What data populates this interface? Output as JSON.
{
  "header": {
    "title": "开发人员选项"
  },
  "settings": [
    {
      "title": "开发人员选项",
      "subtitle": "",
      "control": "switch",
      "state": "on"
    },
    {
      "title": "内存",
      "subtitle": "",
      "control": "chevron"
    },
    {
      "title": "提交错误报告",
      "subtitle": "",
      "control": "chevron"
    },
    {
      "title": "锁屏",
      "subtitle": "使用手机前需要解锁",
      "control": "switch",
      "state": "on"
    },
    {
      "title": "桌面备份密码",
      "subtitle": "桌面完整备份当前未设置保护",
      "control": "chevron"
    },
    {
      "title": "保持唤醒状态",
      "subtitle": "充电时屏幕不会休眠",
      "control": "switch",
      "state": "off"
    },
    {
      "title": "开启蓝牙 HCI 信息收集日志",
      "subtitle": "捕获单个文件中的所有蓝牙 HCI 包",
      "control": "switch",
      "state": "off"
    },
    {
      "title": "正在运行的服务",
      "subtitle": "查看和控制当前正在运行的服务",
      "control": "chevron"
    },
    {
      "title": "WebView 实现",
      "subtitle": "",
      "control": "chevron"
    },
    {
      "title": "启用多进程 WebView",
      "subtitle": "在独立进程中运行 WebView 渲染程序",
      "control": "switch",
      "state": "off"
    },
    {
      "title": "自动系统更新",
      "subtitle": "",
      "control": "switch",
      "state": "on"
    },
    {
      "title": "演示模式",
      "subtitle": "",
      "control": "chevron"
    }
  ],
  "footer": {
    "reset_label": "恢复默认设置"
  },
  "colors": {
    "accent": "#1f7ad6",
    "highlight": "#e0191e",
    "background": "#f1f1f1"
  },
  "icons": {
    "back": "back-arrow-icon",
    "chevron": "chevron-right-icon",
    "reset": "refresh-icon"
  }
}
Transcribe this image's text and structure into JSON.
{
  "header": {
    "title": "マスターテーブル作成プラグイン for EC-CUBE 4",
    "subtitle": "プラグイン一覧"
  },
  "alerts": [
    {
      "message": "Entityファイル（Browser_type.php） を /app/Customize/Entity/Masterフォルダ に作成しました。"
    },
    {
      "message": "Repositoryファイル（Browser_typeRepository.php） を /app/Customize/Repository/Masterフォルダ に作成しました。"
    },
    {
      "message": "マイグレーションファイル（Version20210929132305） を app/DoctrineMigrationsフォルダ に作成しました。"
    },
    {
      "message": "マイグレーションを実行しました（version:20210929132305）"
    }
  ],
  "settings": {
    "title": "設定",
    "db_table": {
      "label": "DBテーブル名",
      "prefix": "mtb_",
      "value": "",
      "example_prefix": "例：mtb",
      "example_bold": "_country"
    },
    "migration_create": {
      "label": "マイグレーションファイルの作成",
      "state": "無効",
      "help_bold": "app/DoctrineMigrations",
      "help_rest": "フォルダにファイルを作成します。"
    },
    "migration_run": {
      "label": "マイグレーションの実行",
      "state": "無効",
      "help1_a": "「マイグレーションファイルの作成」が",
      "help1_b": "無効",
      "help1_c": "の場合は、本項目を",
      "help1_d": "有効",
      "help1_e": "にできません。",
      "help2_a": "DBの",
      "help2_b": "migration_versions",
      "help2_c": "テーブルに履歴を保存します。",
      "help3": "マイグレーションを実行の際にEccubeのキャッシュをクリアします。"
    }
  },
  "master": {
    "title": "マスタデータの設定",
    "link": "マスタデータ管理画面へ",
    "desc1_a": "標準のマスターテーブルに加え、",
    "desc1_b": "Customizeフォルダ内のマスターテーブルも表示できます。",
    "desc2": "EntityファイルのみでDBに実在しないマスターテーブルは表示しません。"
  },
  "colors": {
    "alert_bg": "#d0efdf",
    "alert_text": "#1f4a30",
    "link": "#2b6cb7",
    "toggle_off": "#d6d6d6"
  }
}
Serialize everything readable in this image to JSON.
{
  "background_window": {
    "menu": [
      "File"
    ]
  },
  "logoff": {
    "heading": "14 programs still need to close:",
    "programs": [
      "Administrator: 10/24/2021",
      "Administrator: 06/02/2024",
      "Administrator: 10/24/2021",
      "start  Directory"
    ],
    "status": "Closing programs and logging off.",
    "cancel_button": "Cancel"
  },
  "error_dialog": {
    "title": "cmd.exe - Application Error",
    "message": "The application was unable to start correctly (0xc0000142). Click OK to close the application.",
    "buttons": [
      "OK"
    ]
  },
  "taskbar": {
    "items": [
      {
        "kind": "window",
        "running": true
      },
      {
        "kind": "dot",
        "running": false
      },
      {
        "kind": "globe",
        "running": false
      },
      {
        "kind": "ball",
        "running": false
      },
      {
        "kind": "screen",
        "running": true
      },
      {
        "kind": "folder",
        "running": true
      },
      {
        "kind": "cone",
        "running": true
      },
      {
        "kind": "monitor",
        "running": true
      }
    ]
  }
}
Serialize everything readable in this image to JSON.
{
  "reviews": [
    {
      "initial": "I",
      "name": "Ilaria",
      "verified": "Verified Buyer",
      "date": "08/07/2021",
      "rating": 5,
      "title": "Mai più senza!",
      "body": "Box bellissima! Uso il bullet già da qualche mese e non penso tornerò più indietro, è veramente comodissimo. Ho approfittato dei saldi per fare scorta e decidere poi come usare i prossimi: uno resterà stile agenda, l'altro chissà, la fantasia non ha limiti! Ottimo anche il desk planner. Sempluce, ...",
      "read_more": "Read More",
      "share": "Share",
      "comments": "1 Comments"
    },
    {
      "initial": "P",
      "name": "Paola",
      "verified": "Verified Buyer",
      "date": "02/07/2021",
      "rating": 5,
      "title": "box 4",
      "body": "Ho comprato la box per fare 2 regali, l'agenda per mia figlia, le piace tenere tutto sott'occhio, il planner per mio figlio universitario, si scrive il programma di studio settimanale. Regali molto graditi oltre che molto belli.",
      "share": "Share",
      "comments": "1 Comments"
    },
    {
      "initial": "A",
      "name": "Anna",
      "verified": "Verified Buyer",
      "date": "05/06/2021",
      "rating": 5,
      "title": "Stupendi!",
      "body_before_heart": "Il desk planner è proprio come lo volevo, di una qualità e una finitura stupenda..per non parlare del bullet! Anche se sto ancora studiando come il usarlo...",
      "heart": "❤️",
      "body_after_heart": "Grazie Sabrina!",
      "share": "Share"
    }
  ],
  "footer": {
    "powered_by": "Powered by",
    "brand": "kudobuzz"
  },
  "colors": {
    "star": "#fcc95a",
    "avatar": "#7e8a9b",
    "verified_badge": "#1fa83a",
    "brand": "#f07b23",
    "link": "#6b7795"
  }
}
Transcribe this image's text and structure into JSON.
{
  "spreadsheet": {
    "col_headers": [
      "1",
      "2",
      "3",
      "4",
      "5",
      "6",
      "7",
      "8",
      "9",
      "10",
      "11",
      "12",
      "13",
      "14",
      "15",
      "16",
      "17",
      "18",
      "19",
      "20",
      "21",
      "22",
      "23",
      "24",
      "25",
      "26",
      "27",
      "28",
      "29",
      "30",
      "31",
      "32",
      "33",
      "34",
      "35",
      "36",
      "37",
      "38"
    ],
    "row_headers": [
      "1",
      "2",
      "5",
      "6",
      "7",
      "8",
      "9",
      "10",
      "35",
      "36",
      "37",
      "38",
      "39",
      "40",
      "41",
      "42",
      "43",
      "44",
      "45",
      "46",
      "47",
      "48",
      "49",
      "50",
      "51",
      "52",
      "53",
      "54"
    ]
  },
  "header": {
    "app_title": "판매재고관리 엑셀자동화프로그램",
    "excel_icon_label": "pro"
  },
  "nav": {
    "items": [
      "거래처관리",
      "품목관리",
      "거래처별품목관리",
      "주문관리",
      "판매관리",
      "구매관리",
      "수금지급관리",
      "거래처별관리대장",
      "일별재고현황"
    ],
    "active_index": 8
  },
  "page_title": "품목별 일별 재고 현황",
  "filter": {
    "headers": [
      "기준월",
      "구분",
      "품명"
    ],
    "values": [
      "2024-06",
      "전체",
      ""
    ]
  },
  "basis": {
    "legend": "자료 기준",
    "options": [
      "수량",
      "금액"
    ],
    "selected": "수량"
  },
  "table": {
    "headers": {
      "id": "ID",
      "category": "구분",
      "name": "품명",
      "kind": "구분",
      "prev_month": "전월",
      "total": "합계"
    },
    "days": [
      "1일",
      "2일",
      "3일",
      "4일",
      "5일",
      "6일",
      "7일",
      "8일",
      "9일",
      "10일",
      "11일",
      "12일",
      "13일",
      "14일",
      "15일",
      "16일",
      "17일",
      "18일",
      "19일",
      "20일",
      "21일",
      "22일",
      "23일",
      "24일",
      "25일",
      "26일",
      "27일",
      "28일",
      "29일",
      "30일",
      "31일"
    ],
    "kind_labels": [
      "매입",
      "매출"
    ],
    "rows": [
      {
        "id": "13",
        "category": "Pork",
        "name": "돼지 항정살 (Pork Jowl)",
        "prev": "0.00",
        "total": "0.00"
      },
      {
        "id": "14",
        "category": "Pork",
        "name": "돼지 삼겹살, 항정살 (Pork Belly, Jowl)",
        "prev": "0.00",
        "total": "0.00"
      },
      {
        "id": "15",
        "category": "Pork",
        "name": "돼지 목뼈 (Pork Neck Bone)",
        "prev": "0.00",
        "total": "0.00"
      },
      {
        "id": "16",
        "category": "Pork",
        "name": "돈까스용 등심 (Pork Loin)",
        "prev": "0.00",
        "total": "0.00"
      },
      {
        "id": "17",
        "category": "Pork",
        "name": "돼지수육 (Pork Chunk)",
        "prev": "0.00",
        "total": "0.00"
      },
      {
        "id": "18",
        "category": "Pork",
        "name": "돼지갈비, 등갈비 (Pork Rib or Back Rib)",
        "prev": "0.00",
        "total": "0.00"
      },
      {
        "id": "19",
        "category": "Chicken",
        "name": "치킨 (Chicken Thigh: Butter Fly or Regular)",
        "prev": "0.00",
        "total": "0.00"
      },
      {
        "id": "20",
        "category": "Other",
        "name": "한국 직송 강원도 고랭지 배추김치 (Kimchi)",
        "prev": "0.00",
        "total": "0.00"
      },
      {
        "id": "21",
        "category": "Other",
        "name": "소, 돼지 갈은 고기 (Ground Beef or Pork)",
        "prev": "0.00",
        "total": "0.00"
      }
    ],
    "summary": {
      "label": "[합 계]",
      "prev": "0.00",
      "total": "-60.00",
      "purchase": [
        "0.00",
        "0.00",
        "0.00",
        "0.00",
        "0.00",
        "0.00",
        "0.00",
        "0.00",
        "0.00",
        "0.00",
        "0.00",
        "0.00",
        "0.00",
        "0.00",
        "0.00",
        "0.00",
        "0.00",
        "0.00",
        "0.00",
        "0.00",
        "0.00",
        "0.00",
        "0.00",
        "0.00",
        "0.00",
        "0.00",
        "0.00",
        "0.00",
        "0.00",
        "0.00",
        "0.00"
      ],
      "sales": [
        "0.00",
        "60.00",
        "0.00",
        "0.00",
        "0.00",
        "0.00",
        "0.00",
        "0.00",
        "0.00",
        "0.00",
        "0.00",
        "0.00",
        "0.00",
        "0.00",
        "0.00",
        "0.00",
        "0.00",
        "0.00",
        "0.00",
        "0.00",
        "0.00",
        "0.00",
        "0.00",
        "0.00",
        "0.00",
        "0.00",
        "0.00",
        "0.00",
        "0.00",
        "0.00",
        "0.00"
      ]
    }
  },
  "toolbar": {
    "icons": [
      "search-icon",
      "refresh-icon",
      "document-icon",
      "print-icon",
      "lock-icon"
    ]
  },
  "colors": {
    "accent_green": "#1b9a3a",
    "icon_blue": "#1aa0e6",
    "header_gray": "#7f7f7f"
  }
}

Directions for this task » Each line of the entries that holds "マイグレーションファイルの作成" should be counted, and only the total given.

Written response » 2